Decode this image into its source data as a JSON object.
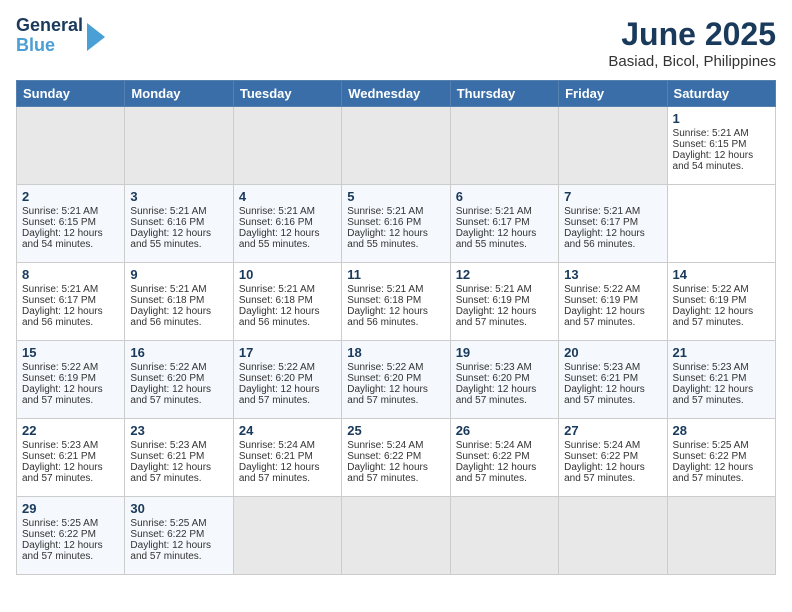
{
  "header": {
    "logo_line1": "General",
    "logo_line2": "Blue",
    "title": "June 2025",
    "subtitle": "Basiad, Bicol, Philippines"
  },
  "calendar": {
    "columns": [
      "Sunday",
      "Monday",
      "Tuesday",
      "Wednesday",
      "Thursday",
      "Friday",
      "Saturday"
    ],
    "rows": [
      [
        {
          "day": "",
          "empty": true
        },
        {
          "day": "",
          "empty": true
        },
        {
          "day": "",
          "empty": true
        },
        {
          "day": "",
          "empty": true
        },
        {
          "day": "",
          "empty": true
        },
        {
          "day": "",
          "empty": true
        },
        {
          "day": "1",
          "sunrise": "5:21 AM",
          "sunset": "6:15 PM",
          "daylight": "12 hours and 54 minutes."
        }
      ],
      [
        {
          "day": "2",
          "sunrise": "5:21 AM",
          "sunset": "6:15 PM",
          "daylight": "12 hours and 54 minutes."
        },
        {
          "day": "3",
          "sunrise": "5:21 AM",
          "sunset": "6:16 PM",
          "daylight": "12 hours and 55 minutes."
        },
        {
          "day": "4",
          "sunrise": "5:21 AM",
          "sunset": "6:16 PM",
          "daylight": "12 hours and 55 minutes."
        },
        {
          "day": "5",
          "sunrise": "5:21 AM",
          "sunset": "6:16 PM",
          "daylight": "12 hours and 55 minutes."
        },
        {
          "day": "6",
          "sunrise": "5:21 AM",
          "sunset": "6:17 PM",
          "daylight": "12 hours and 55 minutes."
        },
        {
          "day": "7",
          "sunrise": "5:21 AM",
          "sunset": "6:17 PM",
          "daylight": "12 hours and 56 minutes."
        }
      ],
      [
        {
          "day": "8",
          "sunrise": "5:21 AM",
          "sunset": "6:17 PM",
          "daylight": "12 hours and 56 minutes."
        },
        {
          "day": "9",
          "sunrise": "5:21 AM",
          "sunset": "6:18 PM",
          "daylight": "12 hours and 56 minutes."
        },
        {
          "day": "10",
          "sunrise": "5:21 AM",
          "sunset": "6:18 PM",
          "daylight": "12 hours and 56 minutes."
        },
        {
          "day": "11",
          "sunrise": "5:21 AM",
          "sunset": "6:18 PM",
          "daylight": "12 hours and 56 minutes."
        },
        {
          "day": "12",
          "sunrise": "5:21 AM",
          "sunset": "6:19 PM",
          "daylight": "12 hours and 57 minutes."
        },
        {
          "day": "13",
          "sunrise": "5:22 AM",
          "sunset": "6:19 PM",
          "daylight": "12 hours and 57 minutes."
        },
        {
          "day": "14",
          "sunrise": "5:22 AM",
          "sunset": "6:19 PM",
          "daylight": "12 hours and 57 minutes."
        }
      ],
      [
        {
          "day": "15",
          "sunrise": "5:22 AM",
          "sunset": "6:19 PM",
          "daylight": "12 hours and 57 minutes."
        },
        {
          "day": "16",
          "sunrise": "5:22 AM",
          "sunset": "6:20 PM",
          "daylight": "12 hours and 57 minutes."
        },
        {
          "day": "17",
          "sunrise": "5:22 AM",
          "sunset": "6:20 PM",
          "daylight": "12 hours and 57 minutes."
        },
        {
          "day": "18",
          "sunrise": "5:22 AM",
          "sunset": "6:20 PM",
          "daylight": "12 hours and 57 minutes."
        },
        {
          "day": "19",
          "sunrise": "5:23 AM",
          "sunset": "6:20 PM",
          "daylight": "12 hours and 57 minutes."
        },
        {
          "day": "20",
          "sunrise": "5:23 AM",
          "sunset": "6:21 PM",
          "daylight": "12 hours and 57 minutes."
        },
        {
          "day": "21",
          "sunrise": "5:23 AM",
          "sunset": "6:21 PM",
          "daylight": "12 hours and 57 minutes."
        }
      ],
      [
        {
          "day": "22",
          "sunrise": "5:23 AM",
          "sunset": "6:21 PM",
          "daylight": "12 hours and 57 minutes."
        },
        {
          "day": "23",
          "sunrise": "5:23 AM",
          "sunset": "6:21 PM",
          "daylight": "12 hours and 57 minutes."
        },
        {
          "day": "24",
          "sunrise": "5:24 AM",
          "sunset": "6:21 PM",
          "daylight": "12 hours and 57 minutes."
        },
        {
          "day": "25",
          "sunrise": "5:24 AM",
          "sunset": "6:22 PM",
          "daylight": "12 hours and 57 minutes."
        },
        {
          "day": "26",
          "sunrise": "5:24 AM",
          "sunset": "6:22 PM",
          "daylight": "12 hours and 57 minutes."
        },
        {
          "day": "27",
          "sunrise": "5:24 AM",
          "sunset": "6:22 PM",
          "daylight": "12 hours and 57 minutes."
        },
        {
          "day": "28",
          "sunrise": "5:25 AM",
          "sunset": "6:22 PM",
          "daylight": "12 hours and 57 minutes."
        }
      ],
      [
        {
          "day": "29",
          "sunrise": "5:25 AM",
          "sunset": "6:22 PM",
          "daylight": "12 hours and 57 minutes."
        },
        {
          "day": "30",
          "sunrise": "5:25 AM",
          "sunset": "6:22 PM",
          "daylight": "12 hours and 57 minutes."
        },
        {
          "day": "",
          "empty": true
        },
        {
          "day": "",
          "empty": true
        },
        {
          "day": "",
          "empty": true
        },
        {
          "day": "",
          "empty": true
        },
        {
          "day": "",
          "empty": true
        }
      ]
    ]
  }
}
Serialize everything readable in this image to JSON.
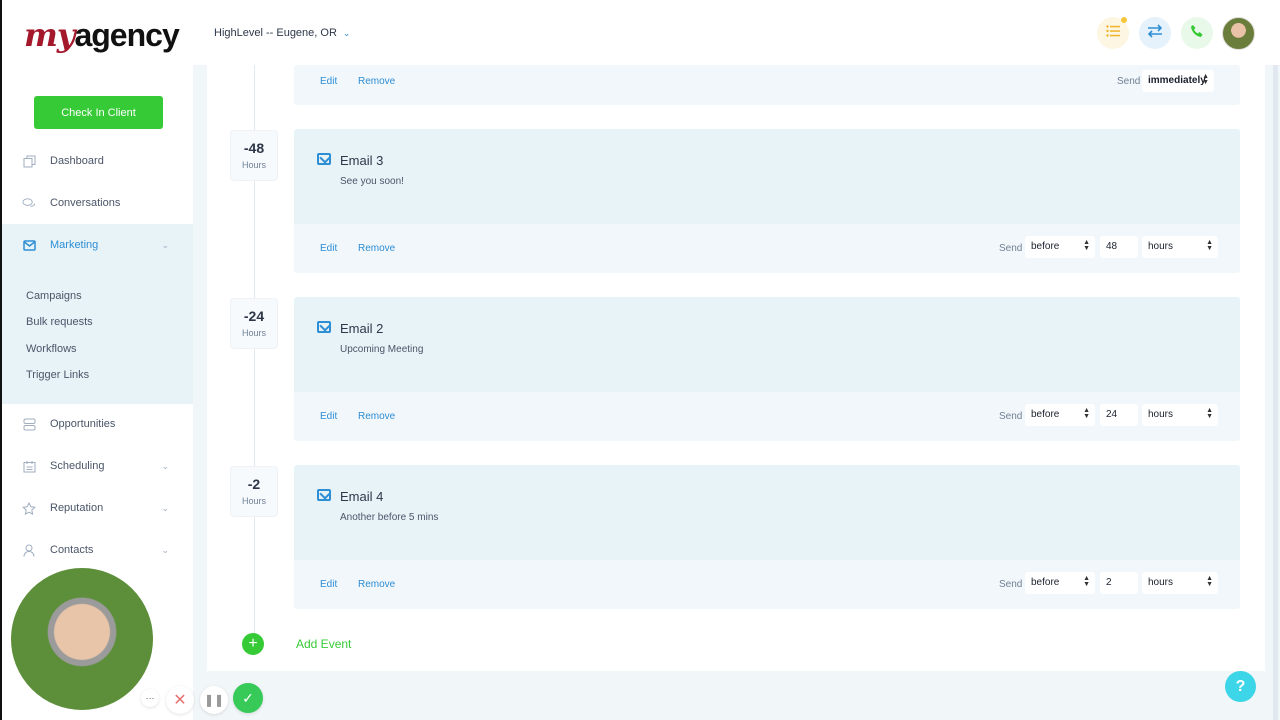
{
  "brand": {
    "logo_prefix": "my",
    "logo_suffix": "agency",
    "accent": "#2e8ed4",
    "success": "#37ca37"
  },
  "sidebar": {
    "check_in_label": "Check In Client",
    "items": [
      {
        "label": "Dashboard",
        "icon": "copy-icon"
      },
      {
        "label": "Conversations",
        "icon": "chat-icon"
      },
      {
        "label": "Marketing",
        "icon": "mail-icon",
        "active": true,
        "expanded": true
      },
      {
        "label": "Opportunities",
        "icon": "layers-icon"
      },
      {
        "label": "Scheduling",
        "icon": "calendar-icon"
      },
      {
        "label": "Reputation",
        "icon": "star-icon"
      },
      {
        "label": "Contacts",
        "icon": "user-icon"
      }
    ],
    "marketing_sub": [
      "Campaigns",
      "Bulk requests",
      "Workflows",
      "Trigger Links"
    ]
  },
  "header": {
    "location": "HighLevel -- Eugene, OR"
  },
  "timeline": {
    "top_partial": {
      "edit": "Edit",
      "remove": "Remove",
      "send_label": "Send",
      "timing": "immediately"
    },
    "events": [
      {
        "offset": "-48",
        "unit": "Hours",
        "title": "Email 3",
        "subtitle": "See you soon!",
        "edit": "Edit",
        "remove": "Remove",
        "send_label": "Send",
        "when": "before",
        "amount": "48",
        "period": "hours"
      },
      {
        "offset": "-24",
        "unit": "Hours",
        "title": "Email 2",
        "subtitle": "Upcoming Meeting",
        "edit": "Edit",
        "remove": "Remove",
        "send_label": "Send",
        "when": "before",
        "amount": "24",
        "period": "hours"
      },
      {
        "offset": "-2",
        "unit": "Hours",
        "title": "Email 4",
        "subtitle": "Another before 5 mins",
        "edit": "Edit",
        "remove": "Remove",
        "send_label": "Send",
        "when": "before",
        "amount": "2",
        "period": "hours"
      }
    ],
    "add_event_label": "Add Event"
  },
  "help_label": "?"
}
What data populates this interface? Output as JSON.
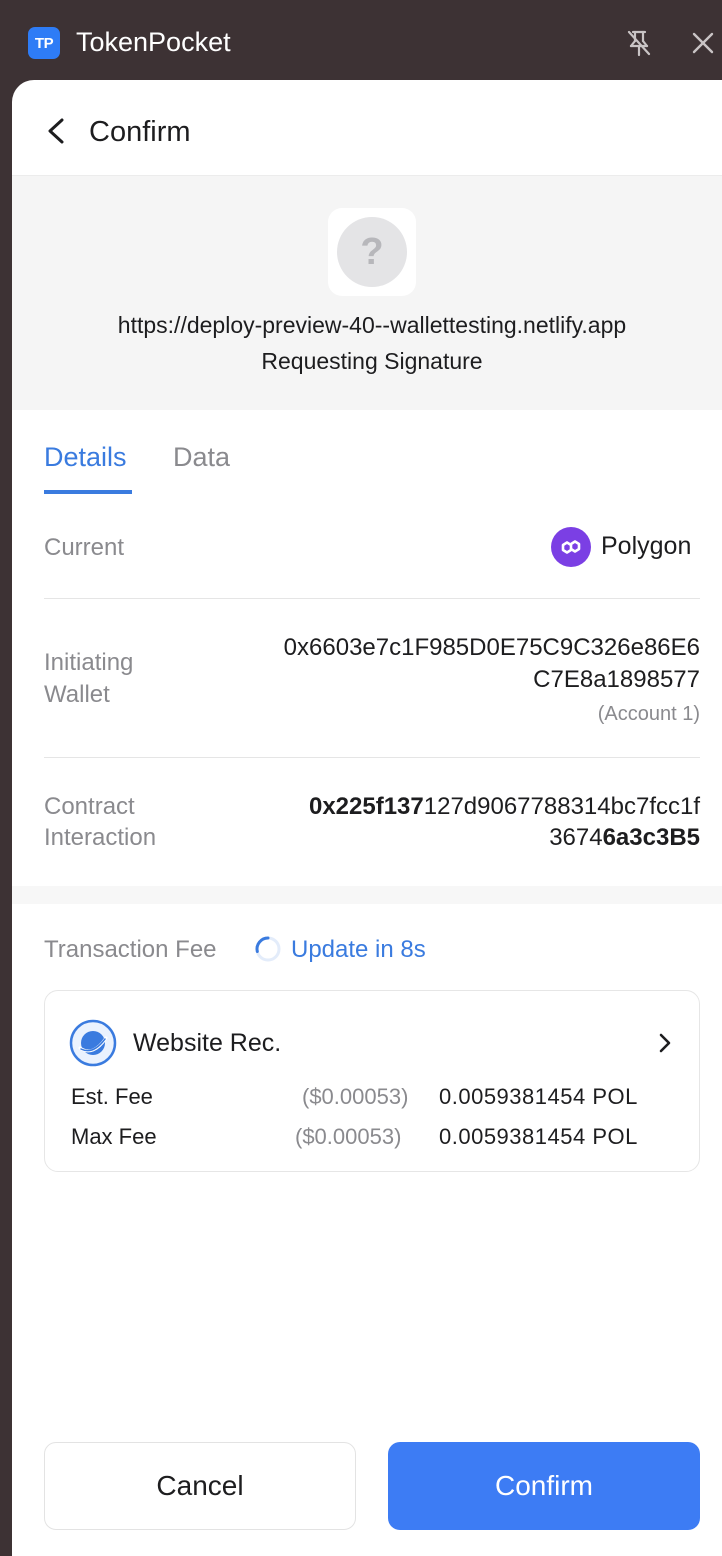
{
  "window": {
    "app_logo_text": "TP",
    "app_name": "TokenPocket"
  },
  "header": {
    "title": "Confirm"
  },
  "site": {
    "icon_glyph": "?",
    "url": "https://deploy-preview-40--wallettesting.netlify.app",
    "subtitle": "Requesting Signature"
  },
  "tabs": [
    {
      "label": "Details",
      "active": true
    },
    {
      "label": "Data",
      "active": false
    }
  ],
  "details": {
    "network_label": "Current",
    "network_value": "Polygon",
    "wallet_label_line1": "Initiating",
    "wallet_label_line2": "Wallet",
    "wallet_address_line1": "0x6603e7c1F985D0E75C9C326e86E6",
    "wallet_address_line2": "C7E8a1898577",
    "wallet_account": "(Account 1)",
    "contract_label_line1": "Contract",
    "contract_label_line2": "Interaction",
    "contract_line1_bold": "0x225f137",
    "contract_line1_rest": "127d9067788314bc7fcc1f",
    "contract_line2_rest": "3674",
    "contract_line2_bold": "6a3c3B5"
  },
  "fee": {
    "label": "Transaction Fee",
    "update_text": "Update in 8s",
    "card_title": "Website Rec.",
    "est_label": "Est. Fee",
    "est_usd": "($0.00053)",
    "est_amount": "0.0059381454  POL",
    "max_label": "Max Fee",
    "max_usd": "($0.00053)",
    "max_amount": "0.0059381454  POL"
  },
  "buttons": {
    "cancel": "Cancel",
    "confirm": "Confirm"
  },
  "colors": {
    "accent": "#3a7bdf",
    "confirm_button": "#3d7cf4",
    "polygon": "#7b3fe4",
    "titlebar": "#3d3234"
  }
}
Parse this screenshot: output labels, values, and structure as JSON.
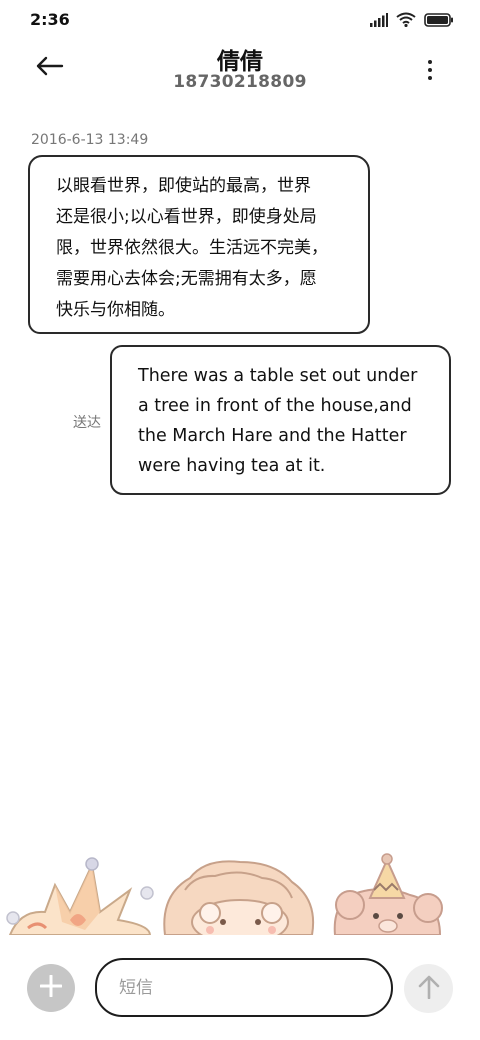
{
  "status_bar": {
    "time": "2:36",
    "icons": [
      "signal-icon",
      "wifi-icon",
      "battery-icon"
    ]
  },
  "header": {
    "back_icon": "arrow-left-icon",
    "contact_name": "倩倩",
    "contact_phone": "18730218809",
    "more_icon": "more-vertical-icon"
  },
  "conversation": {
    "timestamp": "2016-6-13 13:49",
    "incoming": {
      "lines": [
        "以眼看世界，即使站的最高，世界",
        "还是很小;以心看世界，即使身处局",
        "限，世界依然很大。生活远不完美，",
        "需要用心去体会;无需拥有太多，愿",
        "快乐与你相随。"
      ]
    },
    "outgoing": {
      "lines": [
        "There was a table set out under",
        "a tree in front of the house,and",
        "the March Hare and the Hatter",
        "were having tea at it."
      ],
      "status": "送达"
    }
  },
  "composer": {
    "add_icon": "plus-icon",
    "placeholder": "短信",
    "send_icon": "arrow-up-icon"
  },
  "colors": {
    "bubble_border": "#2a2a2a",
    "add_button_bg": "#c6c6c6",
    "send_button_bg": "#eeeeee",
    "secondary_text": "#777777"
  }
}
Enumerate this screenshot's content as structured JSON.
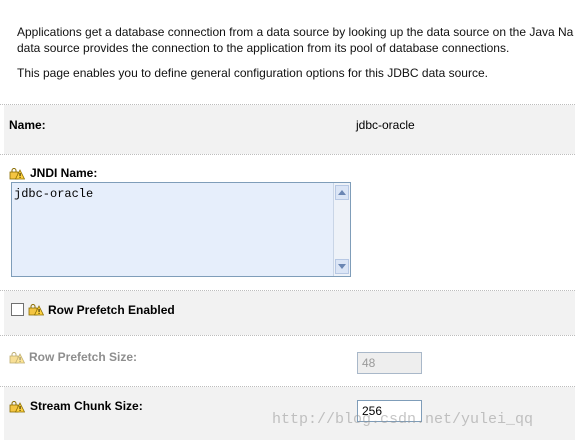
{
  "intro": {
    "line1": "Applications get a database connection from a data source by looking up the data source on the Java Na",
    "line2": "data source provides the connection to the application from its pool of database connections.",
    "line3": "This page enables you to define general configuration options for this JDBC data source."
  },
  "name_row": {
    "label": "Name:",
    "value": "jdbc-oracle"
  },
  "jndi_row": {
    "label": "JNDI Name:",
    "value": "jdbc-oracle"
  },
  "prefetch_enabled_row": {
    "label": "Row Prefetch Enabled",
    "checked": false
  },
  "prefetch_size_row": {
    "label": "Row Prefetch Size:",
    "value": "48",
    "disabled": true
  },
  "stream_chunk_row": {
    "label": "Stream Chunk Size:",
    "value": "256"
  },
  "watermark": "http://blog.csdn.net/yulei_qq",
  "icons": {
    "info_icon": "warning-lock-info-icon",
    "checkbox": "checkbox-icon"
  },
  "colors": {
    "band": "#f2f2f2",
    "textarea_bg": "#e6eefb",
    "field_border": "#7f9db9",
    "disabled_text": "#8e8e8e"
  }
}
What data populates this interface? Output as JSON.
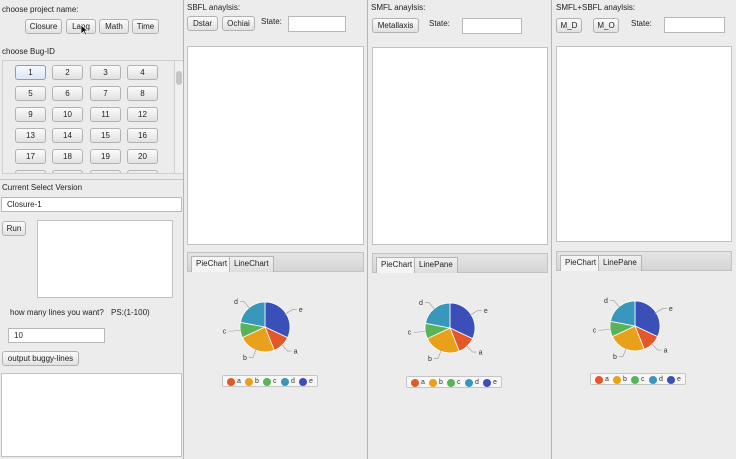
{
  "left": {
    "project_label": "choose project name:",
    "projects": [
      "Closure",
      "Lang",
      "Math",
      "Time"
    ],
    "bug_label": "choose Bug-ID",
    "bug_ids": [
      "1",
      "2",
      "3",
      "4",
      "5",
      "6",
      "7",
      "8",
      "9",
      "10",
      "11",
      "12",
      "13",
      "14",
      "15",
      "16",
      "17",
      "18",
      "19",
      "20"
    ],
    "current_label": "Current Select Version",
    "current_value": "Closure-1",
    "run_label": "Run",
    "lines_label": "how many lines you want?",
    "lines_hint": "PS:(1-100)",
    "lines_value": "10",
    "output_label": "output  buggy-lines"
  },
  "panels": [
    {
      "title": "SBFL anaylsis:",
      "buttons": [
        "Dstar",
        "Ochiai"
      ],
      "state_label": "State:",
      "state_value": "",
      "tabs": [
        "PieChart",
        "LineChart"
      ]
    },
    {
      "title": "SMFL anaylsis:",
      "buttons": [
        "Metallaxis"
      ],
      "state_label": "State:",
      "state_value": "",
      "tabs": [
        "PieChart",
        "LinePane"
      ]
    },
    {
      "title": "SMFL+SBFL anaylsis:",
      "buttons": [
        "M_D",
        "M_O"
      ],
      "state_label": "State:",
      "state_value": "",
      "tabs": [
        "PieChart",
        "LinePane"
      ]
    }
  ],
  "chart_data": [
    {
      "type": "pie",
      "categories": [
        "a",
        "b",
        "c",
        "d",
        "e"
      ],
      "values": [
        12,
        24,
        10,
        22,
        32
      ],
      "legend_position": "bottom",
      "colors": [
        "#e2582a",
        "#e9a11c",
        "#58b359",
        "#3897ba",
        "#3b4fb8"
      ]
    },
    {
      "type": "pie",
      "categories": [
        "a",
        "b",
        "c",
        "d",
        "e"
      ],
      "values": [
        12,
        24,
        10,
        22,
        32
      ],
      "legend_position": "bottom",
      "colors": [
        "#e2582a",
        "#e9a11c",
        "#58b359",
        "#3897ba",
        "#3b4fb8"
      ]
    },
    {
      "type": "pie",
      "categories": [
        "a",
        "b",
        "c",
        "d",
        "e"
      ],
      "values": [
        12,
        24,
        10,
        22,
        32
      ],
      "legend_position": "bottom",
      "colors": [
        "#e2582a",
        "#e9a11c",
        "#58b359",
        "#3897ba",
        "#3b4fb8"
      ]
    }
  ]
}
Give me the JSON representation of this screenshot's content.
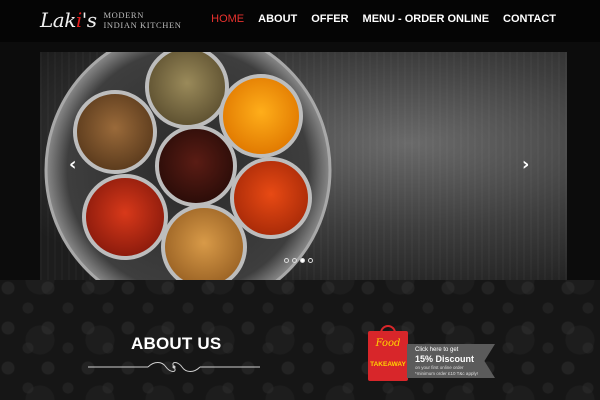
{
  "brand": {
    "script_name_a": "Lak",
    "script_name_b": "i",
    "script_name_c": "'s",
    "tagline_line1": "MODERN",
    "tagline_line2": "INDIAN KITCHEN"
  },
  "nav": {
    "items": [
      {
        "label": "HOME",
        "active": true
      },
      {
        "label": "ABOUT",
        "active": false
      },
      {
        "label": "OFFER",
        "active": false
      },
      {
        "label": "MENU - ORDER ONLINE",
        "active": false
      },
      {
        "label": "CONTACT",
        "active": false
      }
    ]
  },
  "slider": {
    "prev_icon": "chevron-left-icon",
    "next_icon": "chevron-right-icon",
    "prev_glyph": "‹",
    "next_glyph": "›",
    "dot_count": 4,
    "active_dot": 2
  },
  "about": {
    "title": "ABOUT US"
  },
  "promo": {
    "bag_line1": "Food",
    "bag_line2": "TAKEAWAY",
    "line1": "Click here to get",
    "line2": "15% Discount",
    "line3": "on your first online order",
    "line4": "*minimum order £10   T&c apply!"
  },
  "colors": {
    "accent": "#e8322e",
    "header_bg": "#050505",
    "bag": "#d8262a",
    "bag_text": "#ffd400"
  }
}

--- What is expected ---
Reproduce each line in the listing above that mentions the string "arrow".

--- Completed exercise ---
    "back_icon": "arrow-left-icon",
    "send_icon": "arrow-up-icon"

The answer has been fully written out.